Today, I’m told that an offer will be presented to one of the two pitchers (if it hasn’t been already) but based on the circumstances it’s unlikely that the pitcher will accept the offer, at least not at the current dollar amount. That’s because the circumstances I mentioned are that the same pitcher reportedly had a higher offer on the table from a different club and turned it down last week.
The pitcher who hasn’t received an offer (and I hope he doesn’t based on how his latest work in MLB went) is irrelevant today, in my opinion. He’s a former Brewer, but I’ll bring him back up if Milwaukee decides, for some reason, to make him an offer.
The other pitcher is also a former Brewers reliever, much more recently than his counterpart in fact. He was lights out for much of his first few months before succumbing to the same plague as the rest of the 2012 bullpen.
Yes, I’m talking about Francisco “K-Rod” Rodriguez.

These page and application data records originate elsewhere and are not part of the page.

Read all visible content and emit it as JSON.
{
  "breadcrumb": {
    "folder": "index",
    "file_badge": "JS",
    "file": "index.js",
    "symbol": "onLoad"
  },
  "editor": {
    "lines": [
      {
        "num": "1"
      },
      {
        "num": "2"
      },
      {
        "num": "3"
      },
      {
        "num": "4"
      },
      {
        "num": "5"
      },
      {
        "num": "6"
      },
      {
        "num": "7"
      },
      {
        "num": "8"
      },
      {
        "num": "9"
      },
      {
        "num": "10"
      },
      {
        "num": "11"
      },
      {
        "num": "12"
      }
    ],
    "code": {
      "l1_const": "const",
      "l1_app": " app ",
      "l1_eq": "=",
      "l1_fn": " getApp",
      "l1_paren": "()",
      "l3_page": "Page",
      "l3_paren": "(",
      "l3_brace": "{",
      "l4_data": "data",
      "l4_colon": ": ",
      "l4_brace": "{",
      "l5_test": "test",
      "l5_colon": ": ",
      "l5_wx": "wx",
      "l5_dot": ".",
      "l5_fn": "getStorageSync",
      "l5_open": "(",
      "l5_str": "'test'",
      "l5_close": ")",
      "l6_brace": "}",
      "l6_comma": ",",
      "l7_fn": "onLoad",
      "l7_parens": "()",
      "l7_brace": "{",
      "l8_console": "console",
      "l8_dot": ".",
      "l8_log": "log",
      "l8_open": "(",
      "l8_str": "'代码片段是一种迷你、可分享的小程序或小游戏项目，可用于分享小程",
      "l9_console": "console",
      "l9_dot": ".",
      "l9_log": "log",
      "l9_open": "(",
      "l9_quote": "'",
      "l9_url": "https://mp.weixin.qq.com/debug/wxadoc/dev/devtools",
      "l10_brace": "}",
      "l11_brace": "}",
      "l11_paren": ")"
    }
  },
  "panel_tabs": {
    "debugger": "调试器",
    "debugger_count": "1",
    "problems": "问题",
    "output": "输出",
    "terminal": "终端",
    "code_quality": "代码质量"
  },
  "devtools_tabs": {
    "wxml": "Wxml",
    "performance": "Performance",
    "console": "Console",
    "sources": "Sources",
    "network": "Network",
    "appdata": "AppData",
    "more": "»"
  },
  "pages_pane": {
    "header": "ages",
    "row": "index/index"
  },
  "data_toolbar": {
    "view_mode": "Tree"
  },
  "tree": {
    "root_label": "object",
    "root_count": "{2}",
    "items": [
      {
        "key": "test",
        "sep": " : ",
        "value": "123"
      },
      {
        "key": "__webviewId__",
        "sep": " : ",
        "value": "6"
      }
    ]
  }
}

Could Rodriguez come in like he did back in 2011 and provide a spark to the Milwaukee bullpen? Or would his lackluster performances from 2012 carryover into this year season? For what it’s worth, K-Rod looked pretty bad during the World Baseball Classic while pitching for his native Venezuela. That being said, there could be a number of innocuous reasons for those performances.
Will Rodriguez come back to Milwaukee though? It’s no secret that he relishes a chance to close games, something that the Brewers are currently relying on Jim Henderson for, but the other club that reportedly offered him more money had that role to offer as well. That doesn’t bode well for Doug Melvin and company, assuming the report I heard is 100% accurate. Then again, K-Rod surprised many people by accepting the Brewers’ offer of arbitration after the 2011 season as well.
Again, just something to keep in the back of your mind. He may sign, he may not. He may decline, he may not even officially respond. If he does decline, you can expect a denial from the Brewers who understandably wouldn’t want the guys in the current bullpen to worry unnecessarily.
Thanks for reading. If you didn’t pick up your grain of salt on the way in, the shaker is by the door. Help yourself.